*Input for this task:*
---
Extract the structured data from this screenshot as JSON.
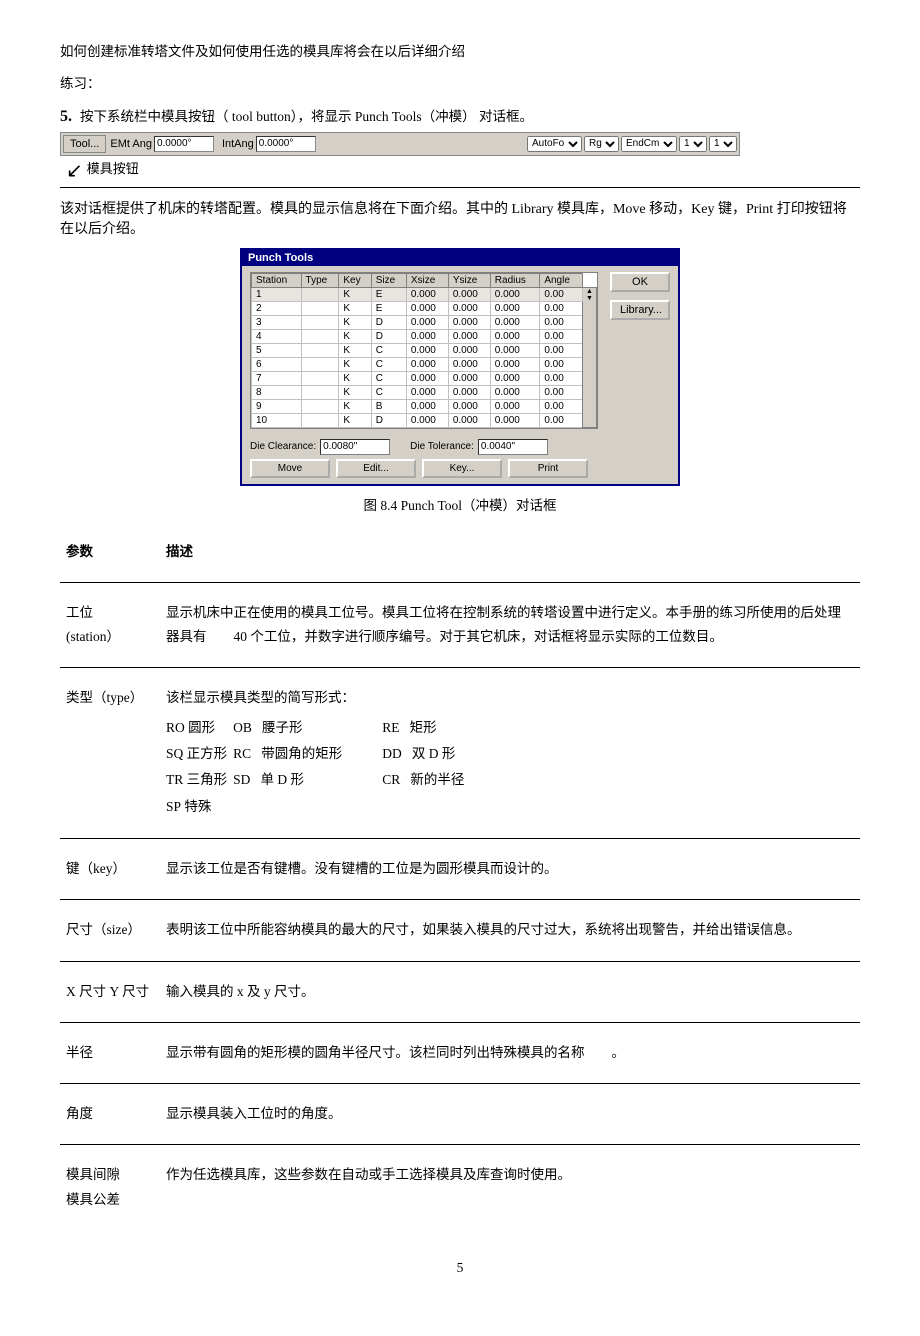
{
  "intro": {
    "line1": "如何创建标准转塔文件及如何使用任选的模具库将会在以后详细介绍",
    "line2": "练习："
  },
  "step5": {
    "number": "5.",
    "text_before": "按下系统栏中模具按钮（",
    "tool_button": "tool button",
    "text_after": "），将显示  Punch  Tools（冲模）  对话框。"
  },
  "toolbar": {
    "tool_btn": "Tool...",
    "emt_label": "EMt Ang",
    "emt_value": "0.0000°",
    "intang_label": "IntAng",
    "intang_value": "0.0000°",
    "autof_label": "AutoFo",
    "rg_label": "Rg",
    "endcm_label": "EndCm",
    "num1": "1",
    "num2": "1"
  },
  "toolbar_annotation": "模具按钮",
  "section_desc": "该对话框提供了机床的转塔配置。模具的显示信息将在下面介绍。其中的        Library  模具库，Move 移动，Key 键，Print 打印按钮将在以后介绍。",
  "dialog": {
    "title": "Punch Tools",
    "table": {
      "headers": [
        "Station",
        "Type",
        "Key",
        "Size",
        "Xsize",
        "Ysize",
        "Radius",
        "Angle"
      ],
      "rows": [
        [
          "1",
          "",
          "K",
          "E",
          "0.000",
          "0.000",
          "0.000",
          "0.00"
        ],
        [
          "2",
          "",
          "K",
          "E",
          "0.000",
          "0.000",
          "0.000",
          "0.00"
        ],
        [
          "3",
          "",
          "K",
          "D",
          "0.000",
          "0.000",
          "0.000",
          "0.00"
        ],
        [
          "4",
          "",
          "K",
          "D",
          "0.000",
          "0.000",
          "0.000",
          "0.00"
        ],
        [
          "5",
          "",
          "K",
          "C",
          "0.000",
          "0.000",
          "0.000",
          "0.00"
        ],
        [
          "6",
          "",
          "K",
          "C",
          "0.000",
          "0.000",
          "0.000",
          "0.00"
        ],
        [
          "7",
          "",
          "K",
          "C",
          "0.000",
          "0.000",
          "0.000",
          "0.00"
        ],
        [
          "8",
          "",
          "K",
          "C",
          "0.000",
          "0.000",
          "0.000",
          "0.00"
        ],
        [
          "9",
          "",
          "K",
          "B",
          "0.000",
          "0.000",
          "0.000",
          "0.00"
        ],
        [
          "10",
          "",
          "K",
          "D",
          "0.000",
          "0.000",
          "0.000",
          "0.00"
        ]
      ]
    },
    "ok_btn": "OK",
    "library_btn": "Library...",
    "die_clearance_label": "Die Clearance:",
    "die_clearance_value": "0.0080\"",
    "die_tolerance_label": "Die Tolerance:",
    "die_tolerance_value": "0.0040\"",
    "move_btn": "Move",
    "edit_btn": "Edit...",
    "key_btn": "Key...",
    "print_btn": "Print"
  },
  "fig_caption": "图 8.4    Punch  Tool（冲模）对话框",
  "params": [
    {
      "name": "参数",
      "desc": "描述"
    },
    {
      "name": "工位\n(station）",
      "desc": "显示机床中正在使用的模具工位号。模具工位将在控制系统的转塔设置中进行定义。本手册的练习所使用的后处理器具有        40 个工位，并数字进行顺序编号。对于其它机床，对话框将显示实际的工位数目。"
    },
    {
      "name": "类型（type）",
      "desc_prefix": "该栏显示模具类型的简写形式：",
      "type_items": [
        {
          "code": "RO",
          "text": "圆形"
        },
        {
          "code": "OB",
          "text": "腰子形"
        },
        {
          "code": "RE",
          "text": "矩形"
        },
        {
          "code": "SQ",
          "text": "正方形"
        },
        {
          "code": "RC",
          "text": "带圆角的矩形"
        },
        {
          "code": "DD",
          "text": "双 D 形"
        },
        {
          "code": "TR",
          "text": "三角形"
        },
        {
          "code": "SD",
          "text": "单 D 形"
        },
        {
          "code": "CR",
          "text": "新的半径"
        },
        {
          "code": "SP",
          "text": "特殊"
        }
      ]
    },
    {
      "name": "键（key）",
      "desc": "显示该工位是否有键槽。没有键槽的工位是为圆形模具而设计的。"
    },
    {
      "name": "尺寸（size）",
      "desc": "表明该工位中所能容纳模具的最大的尺寸，如果装入模具的尺寸过大，系统将出现警告，并给出错误信息。"
    },
    {
      "name": "X 尺寸  Y 尺寸",
      "desc": "输入模具的  x  及 y 尺寸。"
    },
    {
      "name": "半径",
      "desc": "显示带有圆角的矩形模的圆角半径尺寸。该栏同时列出特殊模具的名称        。"
    },
    {
      "name": "角度",
      "desc": "显示模具装入工位时的角度。"
    },
    {
      "name": "模具间隙\n模具公差",
      "desc": "作为任选模具库，这些参数在自动或手工选择模具及库查询时使用。"
    }
  ],
  "page_number": "5"
}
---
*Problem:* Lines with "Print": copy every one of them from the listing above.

*Exercise solution:*
  "section_desc": "该对话框提供了机床的转塔配置。模具的显示信息将在下面介绍。其中的        Library  模具库，Move 移动，Key 键，Print 打印按钮将在以后介绍。",
    "print_btn": "Print"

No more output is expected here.